:: Problem description ::
Scan the records and identify every line in which the string "title" occurs, then return those lines.

(Beginning of Exercise materials)

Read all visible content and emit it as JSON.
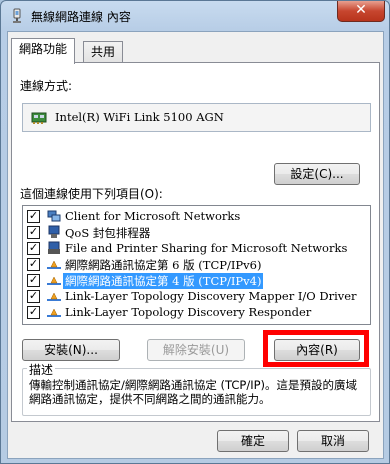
{
  "window": {
    "title": "無線網路連線 內容",
    "close": "✕"
  },
  "tabs": [
    {
      "label": "網路功能"
    },
    {
      "label": "共用"
    }
  ],
  "connect_using_label": "連線方式:",
  "adapter_name": "Intel(R) WiFi Link 5100 AGN",
  "configure_button": "設定(C)...",
  "items_label": "這個連線使用下列項目(O):",
  "items": [
    {
      "label": "Client for Microsoft Networks",
      "checked": true,
      "icon": "network-client-icon"
    },
    {
      "label": "QoS 封包排程器",
      "checked": true,
      "icon": "qos-scheduler-icon"
    },
    {
      "label": "File and Printer Sharing for Microsoft Networks",
      "checked": true,
      "icon": "printer-sharing-icon"
    },
    {
      "label": "網際網路通訊協定第 6 版 (TCP/IPv6)",
      "checked": true,
      "icon": "protocol-icon"
    },
    {
      "label": "網際網路通訊協定第 4 版 (TCP/IPv4)",
      "checked": true,
      "icon": "protocol-icon",
      "selected": true
    },
    {
      "label": "Link-Layer Topology Discovery Mapper I/O Driver",
      "checked": true,
      "icon": "protocol-icon"
    },
    {
      "label": "Link-Layer Topology Discovery Responder",
      "checked": true,
      "icon": "protocol-icon"
    }
  ],
  "install_button": "安裝(N)...",
  "uninstall_button": "解除安裝(U)",
  "properties_button": "內容(R)",
  "description_label": "描述",
  "description_text": "傳輸控制通訊協定/網際網路通訊協定 (TCP/IP)。這是預設的廣域網路通訊協定，提供不同網路之間的通訊能力。",
  "ok_button": "確定",
  "cancel_button": "取消",
  "colors": {
    "highlight": "#ff0000",
    "selection": "#3399ff"
  }
}
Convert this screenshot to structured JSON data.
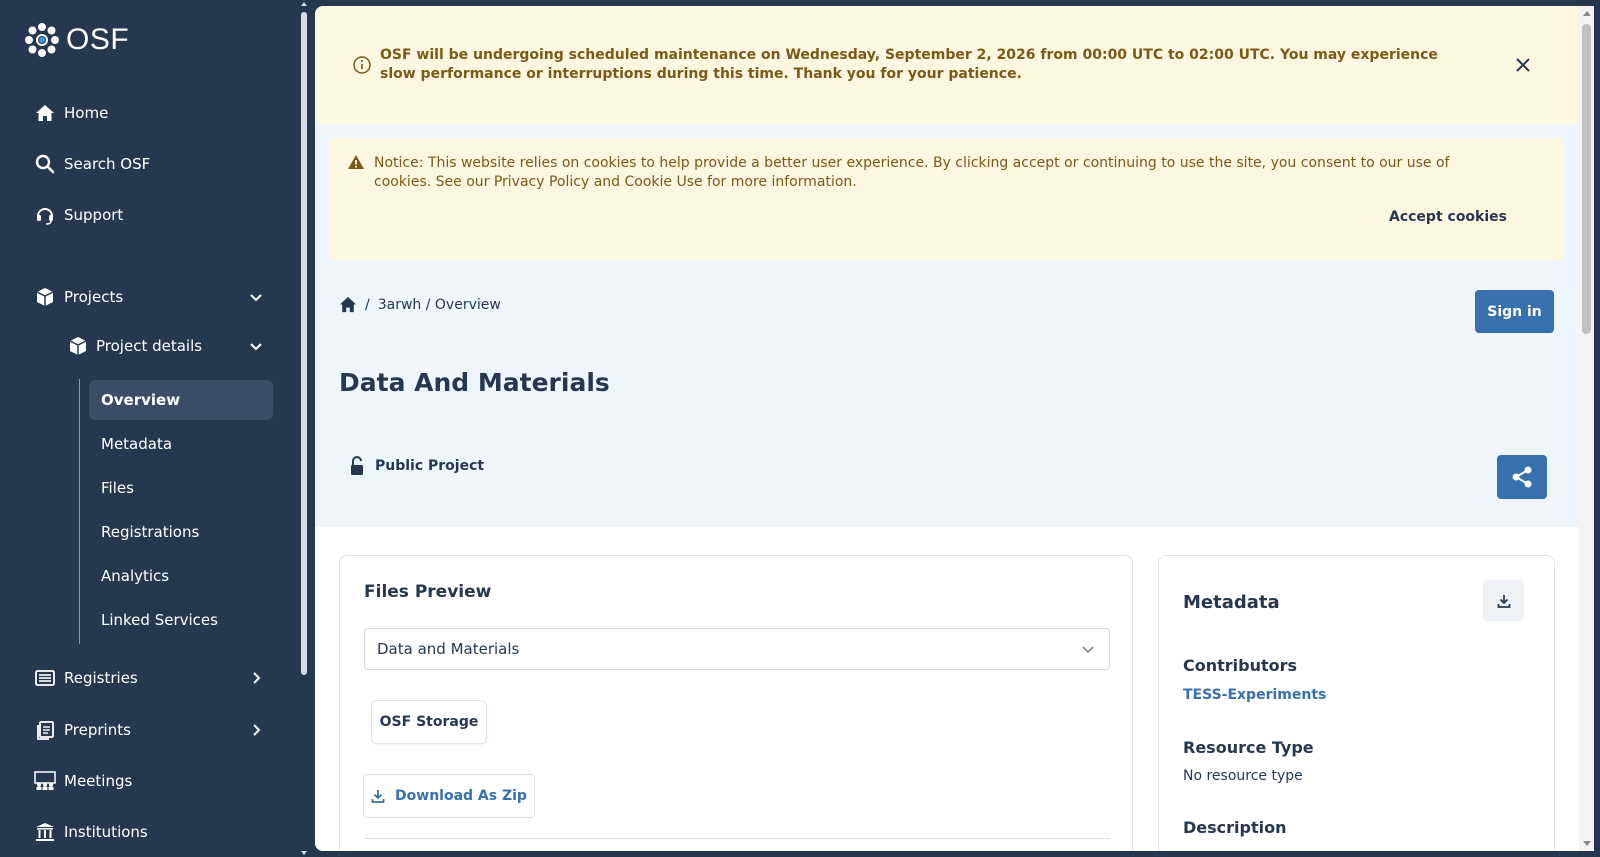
{
  "app": {
    "logo_text": "OSF"
  },
  "sidebar": {
    "home": "Home",
    "search": "Search OSF",
    "support": "Support",
    "projects": "Projects",
    "project_details": "Project details",
    "sub": [
      "Overview",
      "Metadata",
      "Files",
      "Registrations",
      "Analytics",
      "Linked Services"
    ],
    "registries": "Registries",
    "preprints": "Preprints",
    "meetings": "Meetings",
    "institutions": "Institutions"
  },
  "maintenance": {
    "text": "OSF will be undergoing scheduled maintenance on Wednesday, September 2, 2026 from 00:00 UTC to 02:00 UTC. You may experience slow performance or interruptions during this time. Thank you for your patience."
  },
  "cookie": {
    "text": "Notice: This website relies on cookies to help provide a better user experience. By clicking accept or continuing to use the site, you consent to our use of cookies. See our Privacy Policy and Cookie Use for more information.",
    "accept": "Accept cookies"
  },
  "breadcrumb": {
    "sep": "/",
    "path": "3arwh / Overview"
  },
  "header": {
    "signin": "Sign in",
    "title": "Data And Materials",
    "visibility": "Public Project"
  },
  "files": {
    "title": "Files Preview",
    "selected": "Data and Materials",
    "storage": "OSF Storage",
    "download": "Download As Zip"
  },
  "metadata": {
    "title": "Metadata",
    "contributors_label": "Contributors",
    "contributor": "TESS-Experiments",
    "resource_type_label": "Resource Type",
    "resource_type": "No resource type",
    "description_label": "Description"
  },
  "colors": {
    "sidebar": "#263850",
    "accent": "#3771ad",
    "banner": "#fdf6e1",
    "banner_text": "#7a5a16"
  }
}
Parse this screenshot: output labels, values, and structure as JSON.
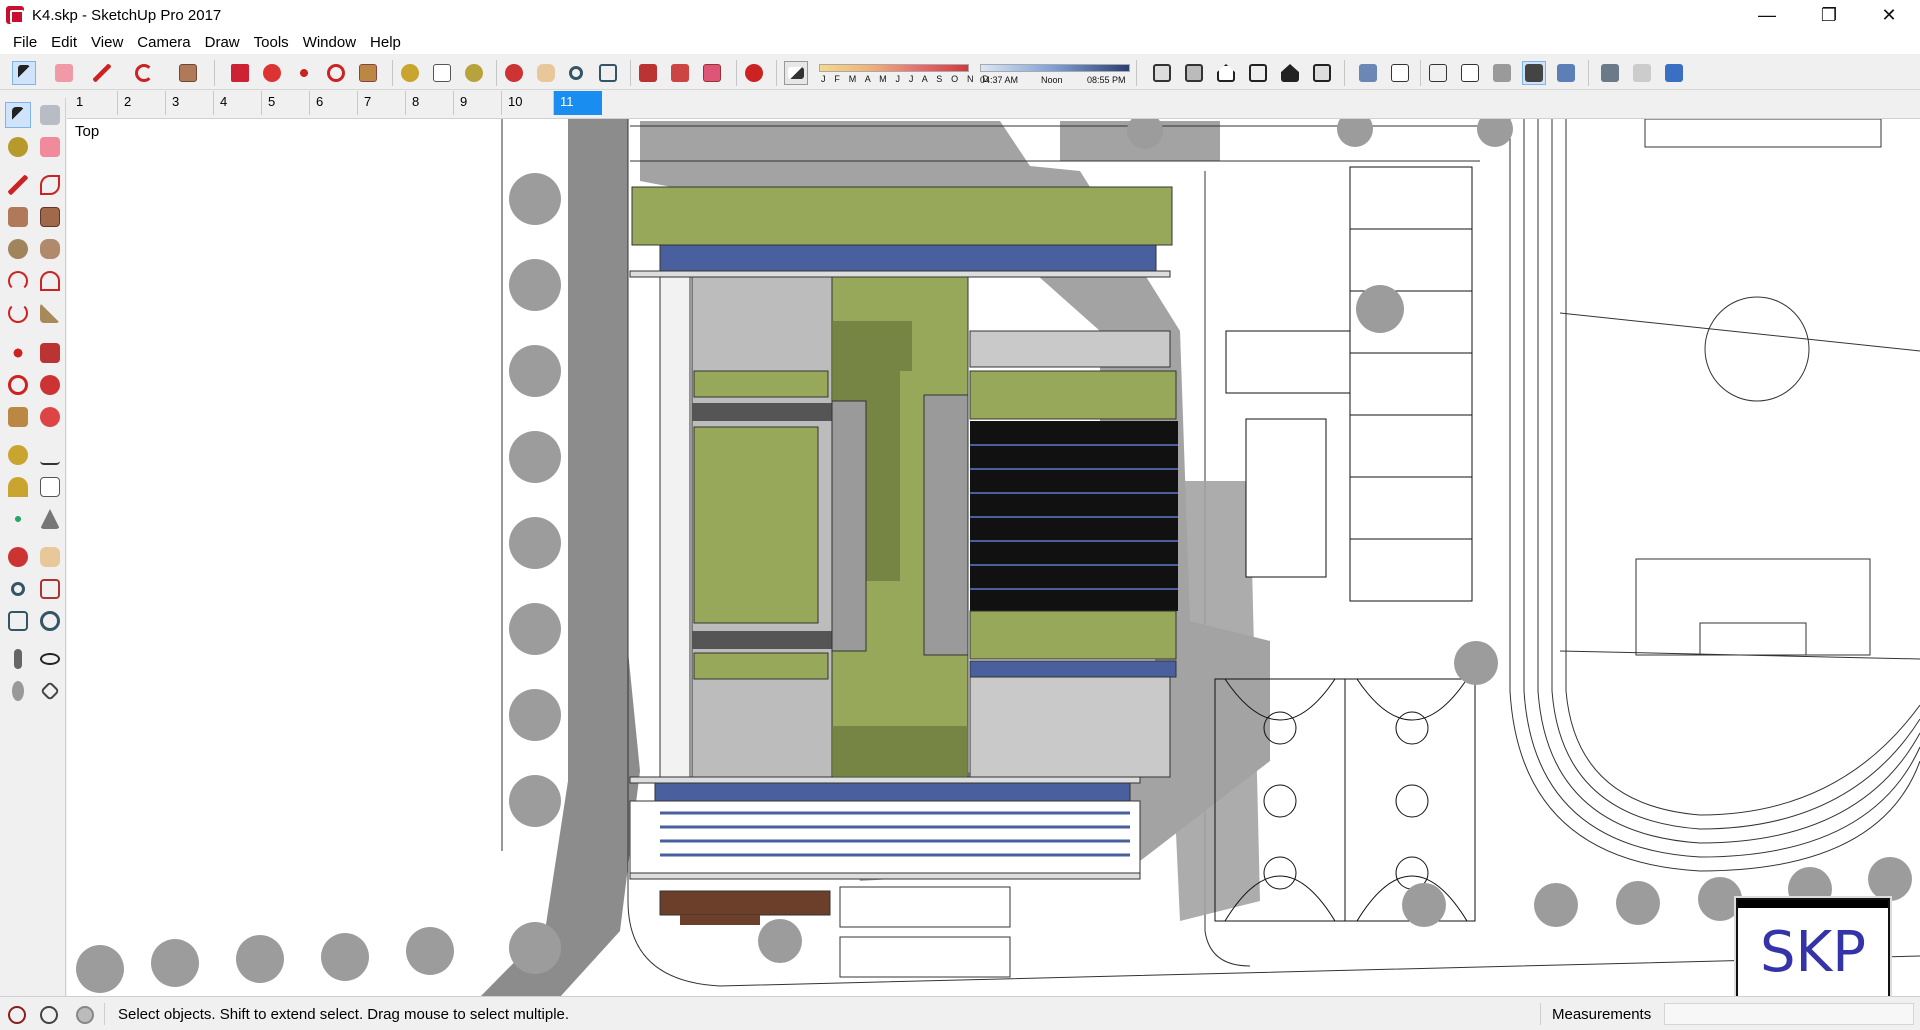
{
  "window": {
    "title": "K4.skp - SketchUp Pro 2017",
    "minimize": "—",
    "restore": "❐",
    "close": "✕"
  },
  "menu": [
    "File",
    "Edit",
    "View",
    "Camera",
    "Draw",
    "Tools",
    "Window",
    "Help"
  ],
  "toolbar": {
    "icons": [
      "select-icon",
      "eraser-icon",
      "line-icon",
      "arc-icon",
      "rectangle-icon",
      "push-pull-icon",
      "follow-me-icon",
      "move-icon",
      "rotate-icon",
      "scale-icon",
      "tape-measure-icon",
      "text-icon",
      "paint-bucket-icon",
      "orbit-icon",
      "pan-icon",
      "zoom-icon",
      "zoom-extents-icon",
      "3d-warehouse-icon",
      "extension-warehouse-icon",
      "layout-icon",
      "extension-manager-icon"
    ],
    "shadow": {
      "months": "J F M A M J J A S O N D",
      "time_start": "04:37 AM",
      "time_mid": "Noon",
      "time_end": "08:55 PM"
    },
    "views": [
      "iso-view-icon",
      "top-view-icon",
      "front-view-icon",
      "right-view-icon",
      "back-view-icon",
      "left-view-icon",
      "xray-style-icon",
      "back-edges-style-icon",
      "wireframe-style-icon",
      "hidden-line-style-icon",
      "shaded-style-icon",
      "shaded-textures-style-icon",
      "monochrome-style-icon",
      "get-models-icon",
      "share-model-icon",
      "share-component-icon"
    ]
  },
  "scenes": [
    "1",
    "2",
    "3",
    "4",
    "5",
    "6",
    "7",
    "8",
    "9",
    "10",
    "11"
  ],
  "active_scene": "11",
  "view_label": "Top",
  "palette": [
    "select-tool",
    "make-component-tool",
    "paint-bucket-tool",
    "eraser-tool",
    "line-tool",
    "freehand-tool",
    "rectangle-tool",
    "rotated-rectangle-tool",
    "circle-tool",
    "polygon-tool",
    "arc-tool",
    "two-point-arc-tool",
    "three-point-arc-tool",
    "pie-tool",
    "move-tool",
    "push-pull-tool",
    "rotate-tool",
    "follow-me-tool",
    "scale-tool",
    "offset-tool",
    "tape-measure-tool",
    "dimension-tool",
    "protractor-tool",
    "text-tool",
    "axes-tool",
    "3d-text-tool",
    "orbit-tool",
    "pan-tool",
    "zoom-tool",
    "zoom-window-tool",
    "zoom-extents-tool",
    "previous-view-tool",
    "position-camera-tool",
    "look-around-tool",
    "walk-tool",
    "section-plane-tool"
  ],
  "logo": "SKP",
  "status": {
    "message": "Select objects. Shift to extend select. Drag mouse to select multiple.",
    "measurements_label": "Measurements",
    "measurements_value": ""
  },
  "colors": {
    "accent": "#1a8ef0",
    "roof_green": "#98a85a",
    "shadow": "#9a9a9a",
    "road": "#8c8c8c",
    "solar_blue": "#4a5f9e"
  }
}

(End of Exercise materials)

:: Written solution ::
    "title": "無線網路連線 內容",
    "title": "Data And Materials",
    "title": "Files Preview",
    "title": "Metadata",
    "title": "K4.skp - SketchUp Pro 2017",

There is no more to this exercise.